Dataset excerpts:
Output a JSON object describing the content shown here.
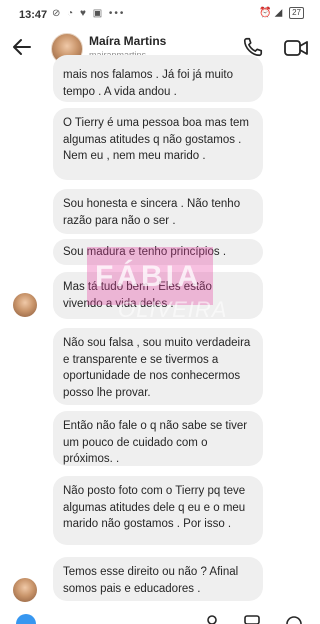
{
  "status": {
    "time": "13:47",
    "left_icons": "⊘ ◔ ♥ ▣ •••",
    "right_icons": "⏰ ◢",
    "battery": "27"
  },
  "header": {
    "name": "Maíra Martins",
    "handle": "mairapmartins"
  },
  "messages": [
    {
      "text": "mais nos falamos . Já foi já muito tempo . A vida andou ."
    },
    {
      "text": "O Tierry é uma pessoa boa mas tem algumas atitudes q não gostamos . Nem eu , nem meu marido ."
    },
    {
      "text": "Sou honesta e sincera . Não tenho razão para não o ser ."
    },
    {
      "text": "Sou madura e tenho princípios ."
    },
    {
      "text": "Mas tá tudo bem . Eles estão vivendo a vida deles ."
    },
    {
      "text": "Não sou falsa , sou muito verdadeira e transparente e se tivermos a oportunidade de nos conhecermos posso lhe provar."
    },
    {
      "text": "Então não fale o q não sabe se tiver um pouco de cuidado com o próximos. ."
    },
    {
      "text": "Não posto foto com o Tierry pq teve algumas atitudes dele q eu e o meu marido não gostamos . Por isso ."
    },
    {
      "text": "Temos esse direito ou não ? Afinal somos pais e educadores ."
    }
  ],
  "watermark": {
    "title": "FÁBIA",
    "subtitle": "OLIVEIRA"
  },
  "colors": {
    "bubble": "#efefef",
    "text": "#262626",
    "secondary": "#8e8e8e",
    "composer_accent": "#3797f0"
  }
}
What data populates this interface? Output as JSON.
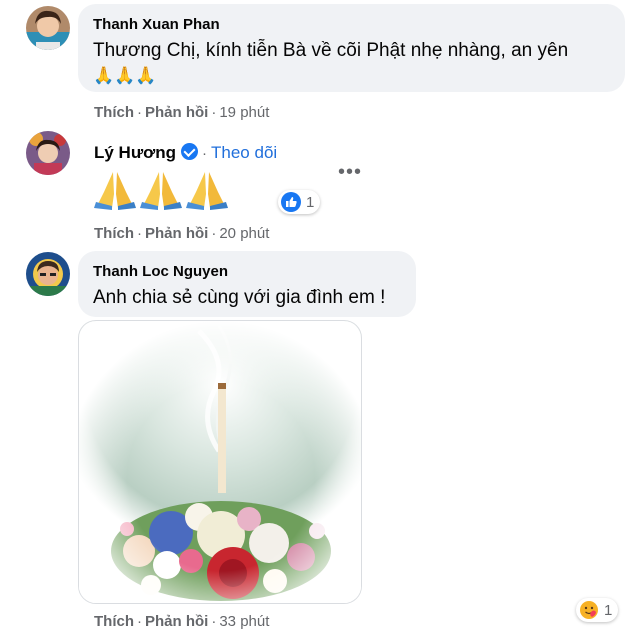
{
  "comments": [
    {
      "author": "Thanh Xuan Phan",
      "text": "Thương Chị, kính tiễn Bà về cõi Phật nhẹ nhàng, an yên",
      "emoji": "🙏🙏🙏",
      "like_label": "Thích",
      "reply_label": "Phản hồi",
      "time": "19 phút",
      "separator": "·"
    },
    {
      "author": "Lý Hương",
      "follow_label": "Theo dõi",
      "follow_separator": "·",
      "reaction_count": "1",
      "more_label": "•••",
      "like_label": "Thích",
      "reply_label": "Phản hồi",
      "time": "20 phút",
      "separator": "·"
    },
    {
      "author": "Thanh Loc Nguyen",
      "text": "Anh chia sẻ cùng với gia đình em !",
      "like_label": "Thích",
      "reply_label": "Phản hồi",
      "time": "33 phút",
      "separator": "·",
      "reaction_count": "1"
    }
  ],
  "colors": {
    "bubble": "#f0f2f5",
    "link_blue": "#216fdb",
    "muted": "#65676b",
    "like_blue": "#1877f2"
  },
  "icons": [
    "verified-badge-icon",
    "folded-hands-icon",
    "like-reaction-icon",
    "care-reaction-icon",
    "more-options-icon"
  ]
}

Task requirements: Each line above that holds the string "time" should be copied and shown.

Solution for this task:
    "time": "13:47",
      "time": "19 phút",
      "time": "20 phút",
      "time": "33 phút",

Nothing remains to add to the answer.